* **TASK STATEMENT**
Output each line of the listing exactly, though pictures are not to appear.

=== Section Start ===

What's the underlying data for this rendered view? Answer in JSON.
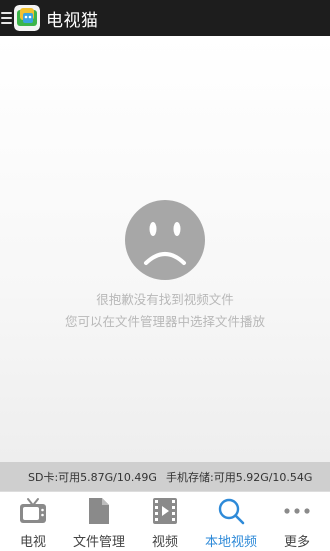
{
  "app": {
    "title": "电视猫"
  },
  "empty_state": {
    "line1": "很抱歉没有找到视频文件",
    "line2": "您可以在文件管理器中选择文件播放"
  },
  "storage": {
    "sd": "SD卡:可用5.87G/10.49G",
    "phone": "手机存储:可用5.92G/10.54G"
  },
  "tabs": [
    {
      "label": "电视",
      "icon": "tv-icon"
    },
    {
      "label": "文件管理",
      "icon": "file-icon"
    },
    {
      "label": "视频",
      "icon": "film-icon"
    },
    {
      "label": "本地视频",
      "icon": "search-icon",
      "active": true
    },
    {
      "label": "更多",
      "icon": "more-icon"
    }
  ],
  "colors": {
    "appbar": "#1d1d1d",
    "accent": "#2e8ad8",
    "storage_bar": "#cfcfcf"
  }
}
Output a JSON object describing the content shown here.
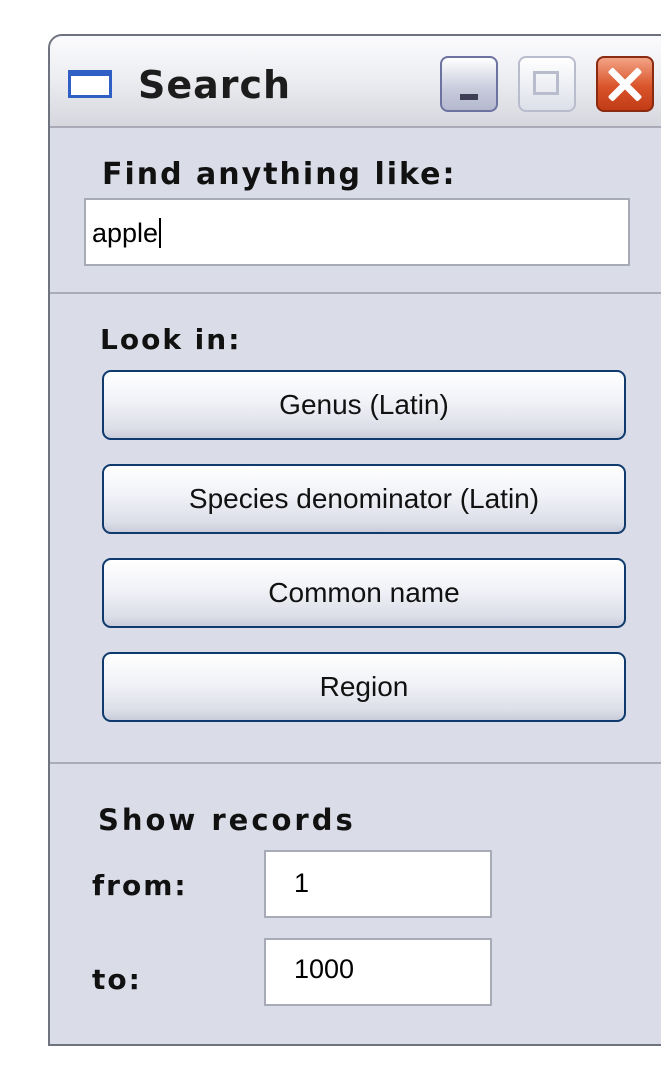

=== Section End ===

* **ANSWER BOX**
What's the underlying data for this rendered view? Answer in JSON.
{
  "app": {
    "title": "电视猫"
  },
  "empty_state": {
    "line1": "很抱歉没有找到视频文件",
    "line2": "您可以在文件管理器中选择文件播放"
  },
  "storage": {
    "sd": "SD卡:可用5.87G/10.49G",
    "phone": "手机存储:可用5.92G/10.54G"
  },
  "tabs": [
    {
      "label": "电视",
      "icon": "tv-icon"
    },
    {
      "label": "文件管理",
      "icon": "file-icon"
    },
    {
      "label": "视频",
      "icon": "film-icon"
    },
    {
      "label": "本地视频",
      "icon": "search-icon",
      "active": true
    },
    {
      "label": "更多",
      "icon": "more-icon"
    }
  ],
  "colors": {
    "appbar": "#1d1d1d",
    "accent": "#2e8ad8",
    "storage_bar": "#cfcfcf"
  }
}
Output a JSON object describing the content shown here.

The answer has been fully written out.